INFORMATION GIVEN:
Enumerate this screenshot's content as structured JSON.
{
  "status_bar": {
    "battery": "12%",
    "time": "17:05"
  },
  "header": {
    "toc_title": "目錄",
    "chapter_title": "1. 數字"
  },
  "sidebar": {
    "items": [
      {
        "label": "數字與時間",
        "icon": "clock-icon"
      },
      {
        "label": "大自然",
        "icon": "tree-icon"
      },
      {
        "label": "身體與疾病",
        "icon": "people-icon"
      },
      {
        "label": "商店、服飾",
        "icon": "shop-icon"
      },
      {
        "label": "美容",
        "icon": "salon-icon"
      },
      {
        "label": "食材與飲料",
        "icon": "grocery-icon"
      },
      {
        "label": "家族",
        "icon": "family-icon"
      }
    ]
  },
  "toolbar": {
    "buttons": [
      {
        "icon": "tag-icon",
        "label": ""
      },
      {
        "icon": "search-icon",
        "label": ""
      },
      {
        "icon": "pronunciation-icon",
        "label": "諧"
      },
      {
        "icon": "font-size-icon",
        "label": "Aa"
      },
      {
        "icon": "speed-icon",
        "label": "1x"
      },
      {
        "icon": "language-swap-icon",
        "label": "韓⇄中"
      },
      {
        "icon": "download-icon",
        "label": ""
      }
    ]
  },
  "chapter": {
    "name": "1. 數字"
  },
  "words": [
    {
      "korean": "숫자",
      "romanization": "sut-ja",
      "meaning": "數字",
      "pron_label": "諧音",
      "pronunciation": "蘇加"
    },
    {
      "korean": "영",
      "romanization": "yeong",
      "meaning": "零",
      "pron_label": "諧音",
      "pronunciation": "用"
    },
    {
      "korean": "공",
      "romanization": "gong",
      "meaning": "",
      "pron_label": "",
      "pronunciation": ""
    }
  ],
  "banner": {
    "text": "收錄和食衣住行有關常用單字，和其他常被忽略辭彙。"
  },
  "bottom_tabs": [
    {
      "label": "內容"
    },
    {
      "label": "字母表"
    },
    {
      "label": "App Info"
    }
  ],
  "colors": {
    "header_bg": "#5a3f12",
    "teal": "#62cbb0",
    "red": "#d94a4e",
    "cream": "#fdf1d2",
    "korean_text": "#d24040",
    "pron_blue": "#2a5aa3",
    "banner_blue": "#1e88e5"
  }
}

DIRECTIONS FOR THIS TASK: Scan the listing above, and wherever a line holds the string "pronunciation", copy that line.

OUTPUT:
        "icon": "pronunciation-icon",
      "pronunciation": "蘇加"
      "pronunciation": "用"
      "pronunciation": ""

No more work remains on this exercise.